→ Work task
Print the records below word for word, but leave out the pictures.

START Data

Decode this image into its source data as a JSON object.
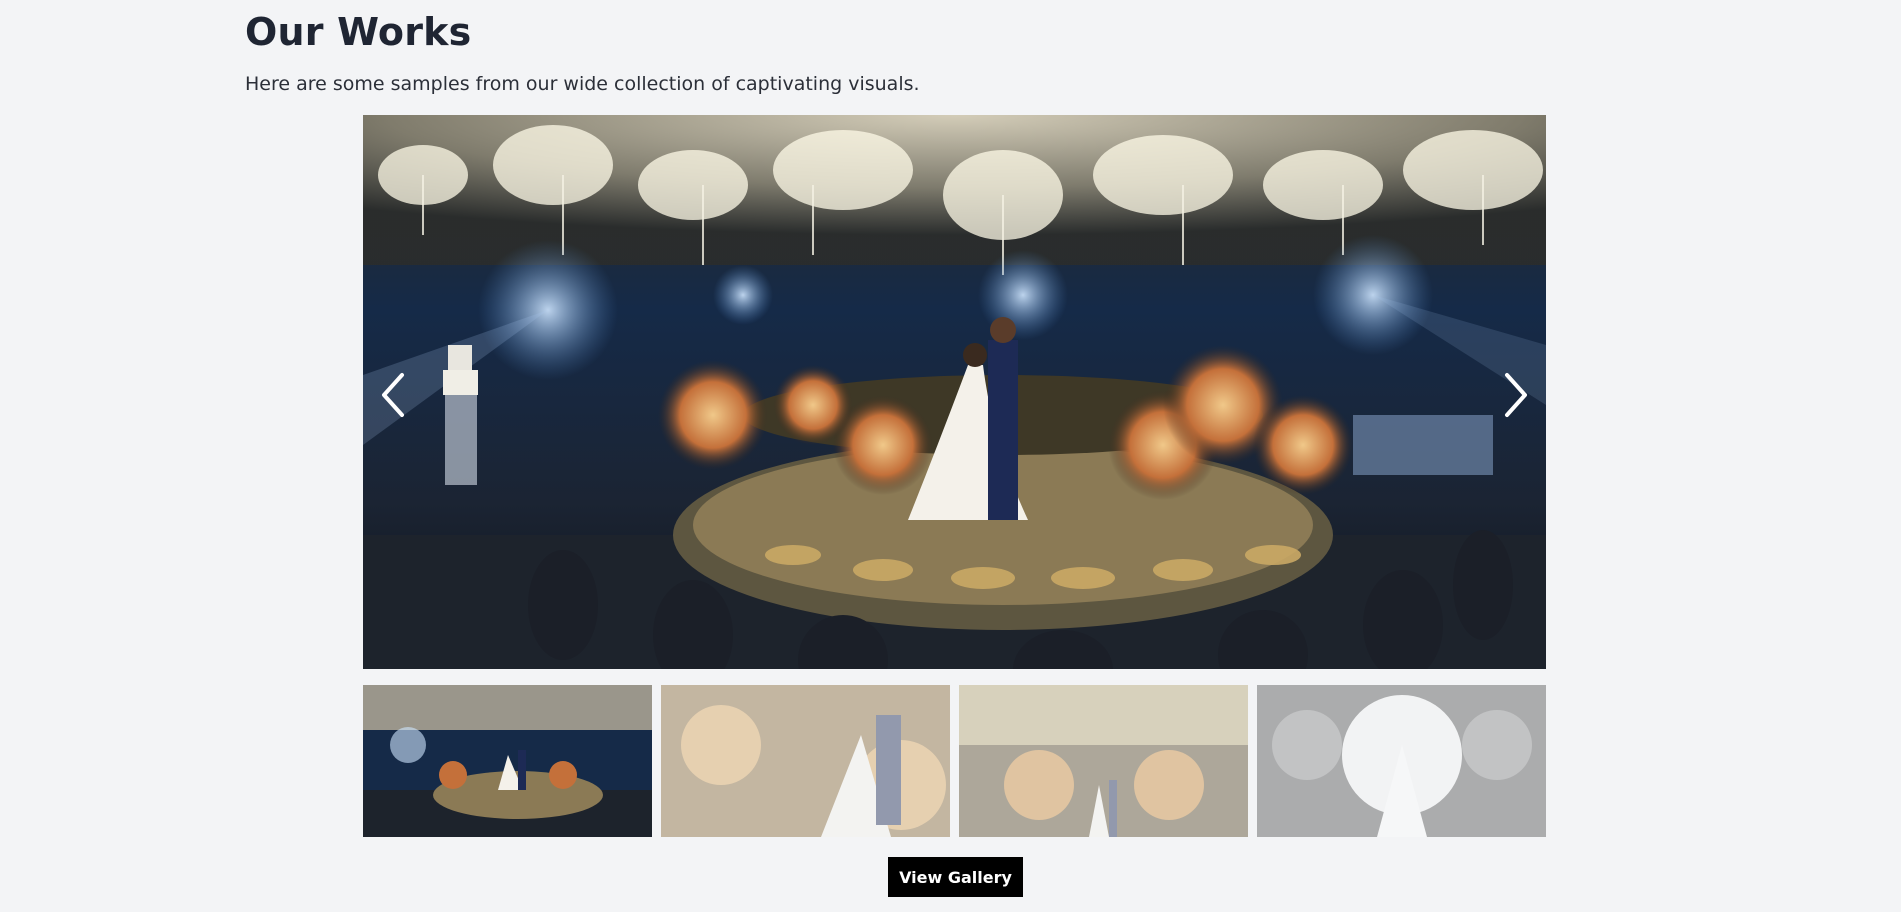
{
  "section": {
    "title": "Our Works",
    "subtitle": "Here are some samples from our wide collection of captivating visuals."
  },
  "slider": {
    "prev_icon": "chevron-left-icon",
    "next_icon": "chevron-right-icon",
    "active_index": 0,
    "thumbnail_count": 4
  },
  "actions": {
    "view_gallery_label": "View Gallery"
  },
  "colors": {
    "background": "#f3f4f6",
    "title": "#1f2533",
    "button_bg": "#000000",
    "button_text": "#ffffff"
  }
}
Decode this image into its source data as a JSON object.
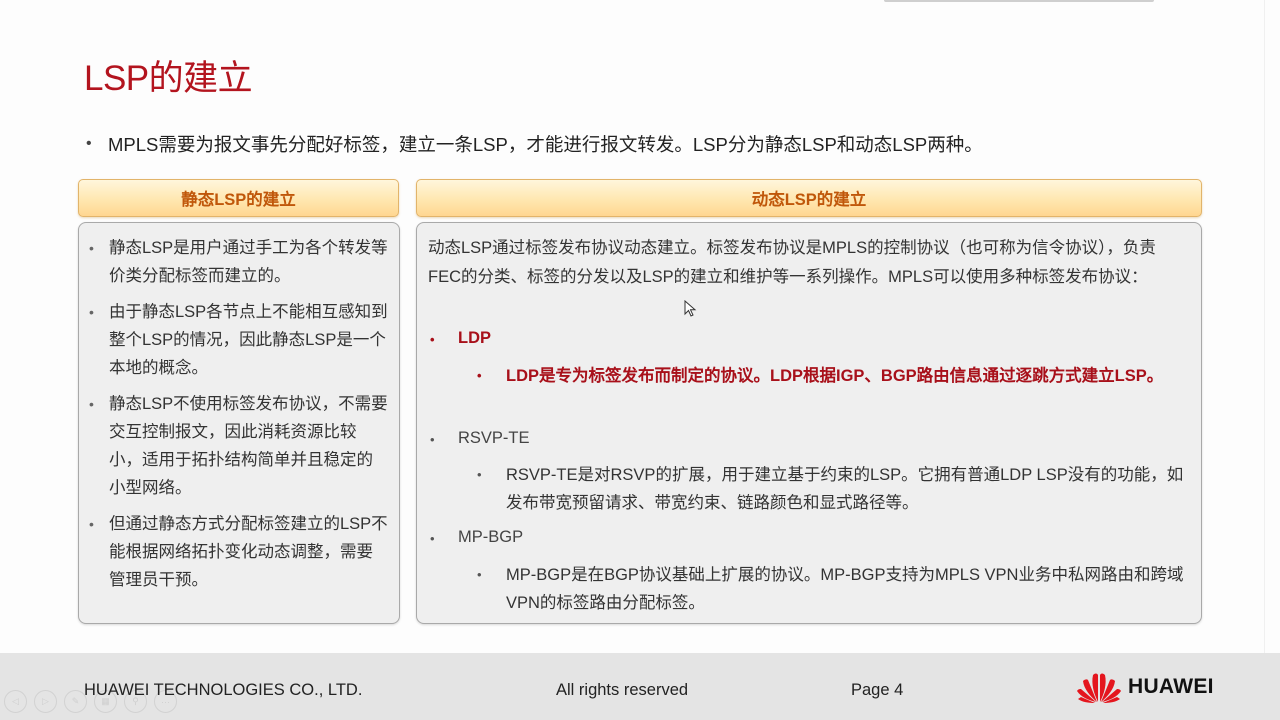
{
  "slide": {
    "title": "LSP的建立",
    "intro": "MPLS需要为报文事先分配好标签，建立一条LSP，才能进行报文转发。LSP分为静态LSP和动态LSP两种。",
    "colors": {
      "title": "#b3141e",
      "header_text": "#c0570a",
      "highlight": "#a8101a"
    }
  },
  "static_lsp": {
    "header": "静态LSP的建立",
    "items": [
      "静态LSP是用户通过手工为各个转发等价类分配标签而建立的。",
      "由于静态LSP各节点上不能相互感知到整个LSP的情况，因此静态LSP是一个本地的概念。",
      "静态LSP不使用标签发布协议，不需要交互控制报文，因此消耗资源比较小，适用于拓扑结构简单并且稳定的小型网络。",
      "但通过静态方式分配标签建立的LSP不能根据网络拓扑变化动态调整，需要管理员干预。"
    ]
  },
  "dynamic_lsp": {
    "header": "动态LSP的建立",
    "intro": "动态LSP通过标签发布协议动态建立。标签发布协议是MPLS的控制协议（也可称为信令协议），负责FEC的分类、标签的分发以及LSP的建立和维护等一系列操作。MPLS可以使用多种标签发布协议：",
    "protocols": [
      {
        "name": "LDP",
        "desc": "LDP是专为标签发布而制定的协议。LDP根据IGP、BGP路由信息通过逐跳方式建立LSP。",
        "highlighted": true
      },
      {
        "name": "RSVP-TE",
        "desc": "RSVP-TE是对RSVP的扩展，用于建立基于约束的LSP。它拥有普通LDP LSP没有的功能，如发布带宽预留请求、带宽约束、链路颜色和显式路径等。",
        "highlighted": false
      },
      {
        "name": "MP-BGP",
        "desc": "MP-BGP是在BGP协议基础上扩展的协议。MP-BGP支持为MPLS VPN业务中私网路由和跨域VPN的标签路由分配标签。",
        "highlighted": false
      }
    ]
  },
  "footer": {
    "company": "HUAWEI TECHNOLOGIES CO., LTD.",
    "rights": "All rights reserved",
    "page": "Page 4",
    "logo_text": "HUAWEI",
    "logo_color": "#e4161e"
  },
  "slideshow_controls": [
    {
      "icon": "previous-icon",
      "glyph": "◁"
    },
    {
      "icon": "next-icon",
      "glyph": "▷"
    },
    {
      "icon": "pen-icon",
      "glyph": "✎"
    },
    {
      "icon": "slides-grid-icon",
      "glyph": "▦"
    },
    {
      "icon": "zoom-icon",
      "glyph": "⚲"
    },
    {
      "icon": "more-icon",
      "glyph": "···"
    }
  ]
}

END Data

→ Solution
Decode this image into its source data as a JSON object.
{
  "section": {
    "title": "Our Works",
    "subtitle": "Here are some samples from our wide collection of captivating visuals."
  },
  "slider": {
    "prev_icon": "chevron-left-icon",
    "next_icon": "chevron-right-icon",
    "active_index": 0,
    "thumbnail_count": 4
  },
  "actions": {
    "view_gallery_label": "View Gallery"
  },
  "colors": {
    "background": "#f3f4f6",
    "title": "#1f2533",
    "button_bg": "#000000",
    "button_text": "#ffffff"
  }
}
Decode this image into its source data as a JSON object.
{
  "slide": {
    "title": "LSP的建立",
    "intro": "MPLS需要为报文事先分配好标签，建立一条LSP，才能进行报文转发。LSP分为静态LSP和动态LSP两种。",
    "colors": {
      "title": "#b3141e",
      "header_text": "#c0570a",
      "highlight": "#a8101a"
    }
  },
  "static_lsp": {
    "header": "静态LSP的建立",
    "items": [
      "静态LSP是用户通过手工为各个转发等价类分配标签而建立的。",
      "由于静态LSP各节点上不能相互感知到整个LSP的情况，因此静态LSP是一个本地的概念。",
      "静态LSP不使用标签发布协议，不需要交互控制报文，因此消耗资源比较小，适用于拓扑结构简单并且稳定的小型网络。",
      "但通过静态方式分配标签建立的LSP不能根据网络拓扑变化动态调整，需要管理员干预。"
    ]
  },
  "dynamic_lsp": {
    "header": "动态LSP的建立",
    "intro": "动态LSP通过标签发布协议动态建立。标签发布协议是MPLS的控制协议（也可称为信令协议），负责FEC的分类、标签的分发以及LSP的建立和维护等一系列操作。MPLS可以使用多种标签发布协议：",
    "protocols": [
      {
        "name": "LDP",
        "desc": "LDP是专为标签发布而制定的协议。LDP根据IGP、BGP路由信息通过逐跳方式建立LSP。",
        "highlighted": true
      },
      {
        "name": "RSVP-TE",
        "desc": "RSVP-TE是对RSVP的扩展，用于建立基于约束的LSP。它拥有普通LDP LSP没有的功能，如发布带宽预留请求、带宽约束、链路颜色和显式路径等。",
        "highlighted": false
      },
      {
        "name": "MP-BGP",
        "desc": "MP-BGP是在BGP协议基础上扩展的协议。MP-BGP支持为MPLS VPN业务中私网路由和跨域VPN的标签路由分配标签。",
        "highlighted": false
      }
    ]
  },
  "footer": {
    "company": "HUAWEI TECHNOLOGIES CO., LTD.",
    "rights": "All rights reserved",
    "page": "Page 4",
    "logo_text": "HUAWEI",
    "logo_color": "#e4161e"
  },
  "slideshow_controls": [
    {
      "icon": "previous-icon",
      "glyph": "◁"
    },
    {
      "icon": "next-icon",
      "glyph": "▷"
    },
    {
      "icon": "pen-icon",
      "glyph": "✎"
    },
    {
      "icon": "slides-grid-icon",
      "glyph": "▦"
    },
    {
      "icon": "zoom-icon",
      "glyph": "⚲"
    },
    {
      "icon": "more-icon",
      "glyph": "···"
    }
  ]
}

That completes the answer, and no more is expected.